BE: DeMarcus Cousins signs a max contract extension. Love it? Hate it? Production isn't an issue but somehow we're always expecting more from him. Have the Kings bought more or have they just cemented themselves to a tantalizing headache?
SR: I'm glad the Kings locked in Cousins, because he's a hugely talented big man, and those don't come available every day. It's not going to be a journey free of stress or trouble. We know that. But I remain confident that being surrounded with a smart, hard-working and honest management and ownership team will help him develop into a mature adult and good leader. It's not going to happen overnight, just as he won't become an All-Star overnight. It's a process, and the extension was Step No. 1
BE: Which players outside of Cousins and Thomas have surprised in the earliest games of the season?
SR: Ben McLemore has been better than I think anyone expected. The concern for him around draft time was his aggressiveness. He's had no problem with that so far. He's also been a surprisingly active defender; rookies typically founder on that end. The power forwards have been surprisingly bad.
BE: Whatever offensive fireworks Thomas is sparking, you can't be happy with 41% shooting from the field and 31% from the arc. What does the Kings offense revolve around? Are the low percentages a function of a good system getting off to a rocky start or is there a flaw in the foundation somewhere?
SR: The Kings offense is suffering from some awful shooting from most of the starting lineup. Johnny Salmons and Patrick Patterson have effective field goal percentages of .348 and .346, respectively. Marcus Thornton is basically a scorer only: he's not much of a defender or passer. He's averaging only 14 points per 36 minutes. In addition to that, Vasquez -- who was brought in to get easier shots for teammates -- is averaging only 5 assists per 36 minutes. The starting lineup can't get easy shots.

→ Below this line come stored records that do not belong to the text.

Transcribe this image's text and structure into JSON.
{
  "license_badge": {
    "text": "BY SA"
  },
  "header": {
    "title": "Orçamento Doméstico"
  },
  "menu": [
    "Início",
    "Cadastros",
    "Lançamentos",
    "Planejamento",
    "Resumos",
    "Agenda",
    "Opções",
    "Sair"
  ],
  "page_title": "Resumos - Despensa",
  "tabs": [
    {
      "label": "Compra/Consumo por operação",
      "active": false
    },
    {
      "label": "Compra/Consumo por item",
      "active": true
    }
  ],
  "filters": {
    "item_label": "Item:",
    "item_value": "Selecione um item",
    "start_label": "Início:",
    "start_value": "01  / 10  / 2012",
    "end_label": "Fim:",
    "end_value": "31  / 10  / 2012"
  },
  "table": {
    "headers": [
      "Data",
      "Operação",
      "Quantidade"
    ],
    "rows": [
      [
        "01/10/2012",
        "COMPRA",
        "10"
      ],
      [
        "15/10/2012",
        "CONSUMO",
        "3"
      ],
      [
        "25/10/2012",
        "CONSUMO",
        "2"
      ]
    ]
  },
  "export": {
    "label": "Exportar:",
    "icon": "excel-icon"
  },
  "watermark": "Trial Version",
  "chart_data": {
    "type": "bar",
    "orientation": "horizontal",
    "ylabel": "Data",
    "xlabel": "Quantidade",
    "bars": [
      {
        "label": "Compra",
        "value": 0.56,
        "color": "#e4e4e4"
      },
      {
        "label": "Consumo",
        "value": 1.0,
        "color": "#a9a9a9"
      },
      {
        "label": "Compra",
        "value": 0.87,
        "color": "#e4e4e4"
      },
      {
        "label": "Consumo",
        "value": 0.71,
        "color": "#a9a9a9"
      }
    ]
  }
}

BE: The defense story isn't pretty for Sacramento. As a team they need to work on it, obviously, but do you have any good individual defenders who should worry Blazers fans?
SR: Chuck Hayes is the only plus defender getting minutes for the Kings -- Luc Richard Mbah a Moute is strapped to the bench as he recovers from a preseason injury. Hayes is a fine defender but almost Kendrick Perkins bad on offense right now; he's pretty clearly out of shape. The one thing Hayes does well is annoy opposing big men. During the Kings' fruitless comeback against the Hawks on Tuesday, Hayes seemed to bother Paul Millsap and Al Horford more than any other King did. Maybe he'll get an early shot to do the same to LaMarcus Aldridge.
BE: I'd be remiss if I didn't inquire after Travis Outlaw on behalf of fellow Blazer fans. Trout was an interesting, an in his own way popular, guy during his tenure in Portland. How's he doing? Anything dazzling, interesting, or face-palm inducing to share?
SR: You know, Travis Outlaw isn't too bad. I think most Kings fans would prefer him as the starting small forward over Salmons, though Salmons' ballhandling ability is helpful. Outlaw has been a class act since arriving, he works hard and doesn't play outside his role too much. He's still an eighth-man on a horrid team, but that's better than his status the last couple of years. I could see him being a starter here at some point this season.
Thanks to Tom Ziller and the folks at SactownRoyalty. You can read the second half of this Q&A, our answers to their questions, right here.